What are mutual funds?
When you listen to people talk about mutual funds, you will often get the impression they are just a generic catch-all term for actively managed investment funds. This is mistaken, as mutual funds can be both passive or active, and must meet specific legal requirements to qualify as a mutual fund. These standards differ from jurisdiction to jurisdiction, and in Denmark both the EU and national levels are important.
In short, a mutual fund is a pooled investment where many different clients put their money together, and entrust it to a manager who acts according to strict instructions to grow their capital, by investing it in a certain mix of assets. These restrictions may be very rigid, the fund’s mandate may be passive or active (trying to follow the market or beat it), and fees will vary from fund to fund, but the core structure is the same. These are highly regulated products intended to be used by all investors, even low-information ones.
How can you trade mutual funds in Denmark?
Many banks and brokers in Denmark offer mutual funds, Saxo Bank a well-known example.The normal process is to open an account, an ISA or other type, that allows you to invest your balance as mutual funds. Mutual funds offered to retail investors in Denmark must qualify as UCITS under EU regulation. This differs from country to country, so what exactly qualifies as a mutual fund is not the same everywhere.
Are mutual funds passive?
Robo-advisor and other automated strategies may sometimes use mutual funds as well as ETFs to create their low-cost, passive strategies. This creates a perception that mutual funds are all passive. Sometimes they are, but not always. Most individual mutual funds are actively managed, but the majority of overall AUM in mutual funds skews towards giant passive funds. Vanguard invented passive investing with their tracker passive funds, and despite recent competition from low cost tracking ETFs, passive mutual funds remain some of the absolute giants of the financial marketplace, with countless billions under management.

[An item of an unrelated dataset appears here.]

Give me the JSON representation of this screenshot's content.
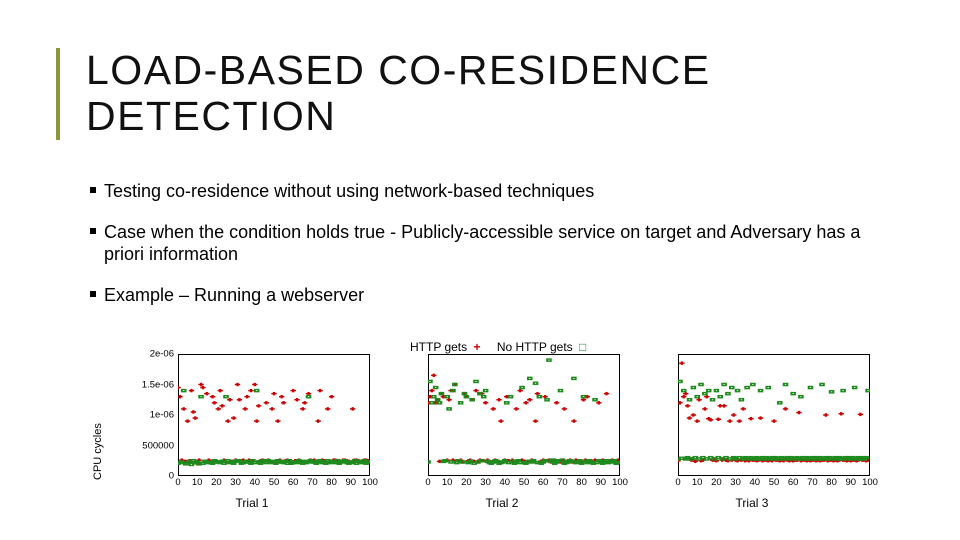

Mutual funds do not need to be passive though. Portfolio managers in mutual funds can be active traders, not so much as in trading-specific fund types like hedge funds, but the majority of modern portfolio theory was designed for mutual fund managers. Mutual funds will normally charge a flat management fee, and occasionally a performance fee when they beat a certain level. This differentiates them from hedge funds, which typically charge a management fee but always charge a performance fee, and also their mandates are more narrow. Most mutual funds are long only, allowing investment managers to take positions in different companies, sometimes limited by geography or sector.
All of this information will be specified in the signing on documents you fill out when you open your position in the fund. These can be tedious, but it is important to read through the details, or have someone you trust read it for you, as they can contain important caveats.
Some restrictions on mutual funds
One of the issues mutual fund investors sometimes face is restrictions on withdrawals. Withdrawals from mutual funds are subject to lock-in periods, and may take time. This isn’t just to annoy you – mutual funds directly invest client funds into the different holdings in their portfolio, and so if a withdrawal exceeds cash to hand for the fund, they will need to sell holdings to meet the obligation. That unfortunately means in times of market stress, especially when many people try to withdraw cash at once, you might not get the current market value of the portfolio. To avoid this, mutual funds sometimes temporarily ban withdrawals. These are not normal events, but it is worth being aware that if you might need to withdraw money in a hurry, mutual funds are not the best choice.
Retail investors in Denmark are spoilt for choice with the large range of domestic and international mutual funds on offer. It is important to understand the features of the product you are buying: is it active or passive? Are the holdings limited by geography, sector, or some other factor? Who is the manager? What is the withdrawals period? All of these questions, when combined with your own investment objectives and other information, will help you make an informed decision.